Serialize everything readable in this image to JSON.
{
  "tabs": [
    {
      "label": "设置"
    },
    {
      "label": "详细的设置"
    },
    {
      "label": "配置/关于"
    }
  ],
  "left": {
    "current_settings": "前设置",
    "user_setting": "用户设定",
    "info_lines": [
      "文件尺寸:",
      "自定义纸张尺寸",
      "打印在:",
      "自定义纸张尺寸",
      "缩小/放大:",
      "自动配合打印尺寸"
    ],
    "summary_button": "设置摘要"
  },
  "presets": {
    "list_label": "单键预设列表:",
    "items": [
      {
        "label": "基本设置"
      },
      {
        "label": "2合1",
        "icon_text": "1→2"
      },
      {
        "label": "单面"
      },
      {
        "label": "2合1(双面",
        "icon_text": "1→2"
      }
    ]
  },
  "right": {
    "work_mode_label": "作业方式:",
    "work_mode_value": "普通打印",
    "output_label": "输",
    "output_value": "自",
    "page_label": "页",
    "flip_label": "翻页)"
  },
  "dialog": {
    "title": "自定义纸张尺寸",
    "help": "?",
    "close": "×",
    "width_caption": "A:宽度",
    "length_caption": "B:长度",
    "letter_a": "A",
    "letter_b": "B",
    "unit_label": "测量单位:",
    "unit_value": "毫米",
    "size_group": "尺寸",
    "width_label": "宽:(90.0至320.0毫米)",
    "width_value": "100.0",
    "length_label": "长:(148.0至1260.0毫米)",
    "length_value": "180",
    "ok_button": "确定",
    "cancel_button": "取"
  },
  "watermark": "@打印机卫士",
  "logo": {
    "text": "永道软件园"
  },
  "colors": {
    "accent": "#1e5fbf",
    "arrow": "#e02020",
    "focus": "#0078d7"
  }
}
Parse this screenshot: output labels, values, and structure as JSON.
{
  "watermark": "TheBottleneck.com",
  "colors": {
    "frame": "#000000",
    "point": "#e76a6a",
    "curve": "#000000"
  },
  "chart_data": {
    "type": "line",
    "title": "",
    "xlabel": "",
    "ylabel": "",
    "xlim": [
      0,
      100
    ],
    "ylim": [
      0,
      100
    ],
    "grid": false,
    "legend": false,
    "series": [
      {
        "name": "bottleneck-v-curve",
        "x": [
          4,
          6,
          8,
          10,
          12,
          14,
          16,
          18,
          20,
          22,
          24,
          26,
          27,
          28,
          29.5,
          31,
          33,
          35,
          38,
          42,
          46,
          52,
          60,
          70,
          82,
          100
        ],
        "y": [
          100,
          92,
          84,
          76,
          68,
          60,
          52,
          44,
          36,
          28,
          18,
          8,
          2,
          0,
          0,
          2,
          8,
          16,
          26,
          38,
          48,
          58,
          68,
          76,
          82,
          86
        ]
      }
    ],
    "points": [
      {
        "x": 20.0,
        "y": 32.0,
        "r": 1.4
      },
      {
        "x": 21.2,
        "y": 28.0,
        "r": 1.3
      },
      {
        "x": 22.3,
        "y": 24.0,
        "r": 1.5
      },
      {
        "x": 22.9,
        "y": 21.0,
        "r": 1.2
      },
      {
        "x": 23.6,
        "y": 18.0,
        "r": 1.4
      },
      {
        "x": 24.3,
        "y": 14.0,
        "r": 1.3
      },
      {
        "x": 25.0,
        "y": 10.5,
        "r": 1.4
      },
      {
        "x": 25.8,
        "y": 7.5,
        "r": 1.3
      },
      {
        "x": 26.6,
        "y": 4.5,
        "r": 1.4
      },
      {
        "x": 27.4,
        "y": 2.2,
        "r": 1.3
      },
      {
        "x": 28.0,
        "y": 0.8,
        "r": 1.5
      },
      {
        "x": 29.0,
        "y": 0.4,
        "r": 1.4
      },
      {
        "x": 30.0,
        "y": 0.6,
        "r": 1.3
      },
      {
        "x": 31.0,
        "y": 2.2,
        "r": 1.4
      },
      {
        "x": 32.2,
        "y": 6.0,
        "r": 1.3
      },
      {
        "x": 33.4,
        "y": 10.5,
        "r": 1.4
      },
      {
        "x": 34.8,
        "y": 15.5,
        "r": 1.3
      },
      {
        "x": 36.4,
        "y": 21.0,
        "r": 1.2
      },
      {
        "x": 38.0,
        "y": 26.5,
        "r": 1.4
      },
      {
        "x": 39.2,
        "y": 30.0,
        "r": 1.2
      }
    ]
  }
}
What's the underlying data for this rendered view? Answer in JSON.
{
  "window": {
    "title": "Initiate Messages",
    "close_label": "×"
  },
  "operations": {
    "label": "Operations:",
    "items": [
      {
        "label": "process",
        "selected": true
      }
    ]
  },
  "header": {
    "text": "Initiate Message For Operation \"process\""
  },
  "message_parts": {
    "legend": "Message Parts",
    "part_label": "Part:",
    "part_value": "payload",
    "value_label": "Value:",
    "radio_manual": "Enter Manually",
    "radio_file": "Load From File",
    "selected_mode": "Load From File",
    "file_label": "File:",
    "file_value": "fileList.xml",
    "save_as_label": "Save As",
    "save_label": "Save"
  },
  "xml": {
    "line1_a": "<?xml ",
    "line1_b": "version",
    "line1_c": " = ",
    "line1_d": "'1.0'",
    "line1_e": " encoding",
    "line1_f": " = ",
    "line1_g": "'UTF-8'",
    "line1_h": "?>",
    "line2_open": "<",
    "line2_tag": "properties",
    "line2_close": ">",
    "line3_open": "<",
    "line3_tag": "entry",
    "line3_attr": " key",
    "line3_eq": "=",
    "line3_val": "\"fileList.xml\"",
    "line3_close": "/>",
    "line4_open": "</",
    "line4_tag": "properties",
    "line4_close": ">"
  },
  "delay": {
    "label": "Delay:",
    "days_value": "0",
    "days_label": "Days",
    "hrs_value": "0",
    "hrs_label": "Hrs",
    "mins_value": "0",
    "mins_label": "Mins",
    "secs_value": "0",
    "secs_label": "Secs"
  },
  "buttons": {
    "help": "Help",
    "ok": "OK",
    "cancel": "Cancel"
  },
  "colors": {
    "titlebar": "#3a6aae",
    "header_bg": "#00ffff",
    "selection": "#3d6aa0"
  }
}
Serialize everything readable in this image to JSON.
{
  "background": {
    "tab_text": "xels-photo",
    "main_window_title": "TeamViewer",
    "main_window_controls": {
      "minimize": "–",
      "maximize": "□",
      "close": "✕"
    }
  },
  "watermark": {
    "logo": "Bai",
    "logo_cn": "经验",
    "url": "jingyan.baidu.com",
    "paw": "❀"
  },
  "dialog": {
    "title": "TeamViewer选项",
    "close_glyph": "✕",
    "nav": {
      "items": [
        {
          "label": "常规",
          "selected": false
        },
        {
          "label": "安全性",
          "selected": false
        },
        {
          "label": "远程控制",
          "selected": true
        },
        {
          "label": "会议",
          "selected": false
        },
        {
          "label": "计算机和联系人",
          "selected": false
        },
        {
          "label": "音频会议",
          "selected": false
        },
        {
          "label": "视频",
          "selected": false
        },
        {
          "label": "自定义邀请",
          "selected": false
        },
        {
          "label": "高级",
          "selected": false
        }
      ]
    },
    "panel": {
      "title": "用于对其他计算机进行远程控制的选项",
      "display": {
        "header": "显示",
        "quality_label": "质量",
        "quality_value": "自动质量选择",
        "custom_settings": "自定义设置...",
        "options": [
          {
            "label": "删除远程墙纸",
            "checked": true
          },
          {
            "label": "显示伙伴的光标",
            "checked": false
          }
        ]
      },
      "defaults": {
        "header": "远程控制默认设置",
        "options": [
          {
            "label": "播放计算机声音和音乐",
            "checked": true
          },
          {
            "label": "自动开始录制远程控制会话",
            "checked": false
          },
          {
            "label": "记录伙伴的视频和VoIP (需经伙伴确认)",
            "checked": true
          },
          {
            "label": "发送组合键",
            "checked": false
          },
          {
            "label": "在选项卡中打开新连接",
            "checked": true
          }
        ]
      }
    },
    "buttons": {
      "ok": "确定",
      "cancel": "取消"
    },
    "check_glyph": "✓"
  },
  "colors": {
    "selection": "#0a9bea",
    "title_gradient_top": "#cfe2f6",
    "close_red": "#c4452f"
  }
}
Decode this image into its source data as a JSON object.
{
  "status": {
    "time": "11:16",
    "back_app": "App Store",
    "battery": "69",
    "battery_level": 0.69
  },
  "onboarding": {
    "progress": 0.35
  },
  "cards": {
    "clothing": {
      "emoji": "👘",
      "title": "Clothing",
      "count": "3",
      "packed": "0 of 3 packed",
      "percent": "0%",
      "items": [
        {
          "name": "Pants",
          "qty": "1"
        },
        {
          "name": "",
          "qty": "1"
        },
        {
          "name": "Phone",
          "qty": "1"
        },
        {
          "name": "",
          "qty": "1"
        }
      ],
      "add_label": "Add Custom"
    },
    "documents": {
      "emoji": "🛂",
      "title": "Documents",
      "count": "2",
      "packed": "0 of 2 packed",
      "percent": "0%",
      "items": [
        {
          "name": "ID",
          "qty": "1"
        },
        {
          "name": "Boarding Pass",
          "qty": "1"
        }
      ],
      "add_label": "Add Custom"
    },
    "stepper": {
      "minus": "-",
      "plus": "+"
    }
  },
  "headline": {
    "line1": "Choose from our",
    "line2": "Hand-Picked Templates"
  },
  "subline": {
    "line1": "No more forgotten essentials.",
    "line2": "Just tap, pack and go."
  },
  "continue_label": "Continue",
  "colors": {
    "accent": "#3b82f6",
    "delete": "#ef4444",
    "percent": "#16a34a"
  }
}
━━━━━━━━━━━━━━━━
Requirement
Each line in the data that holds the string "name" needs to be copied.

Answer section
        "name": "bottleneck-v-curve",
          "name": "Pants",
          "name": "",
          "name": "Phone",
          "name": "",
          "name": "ID",
          "name": "Boarding Pass",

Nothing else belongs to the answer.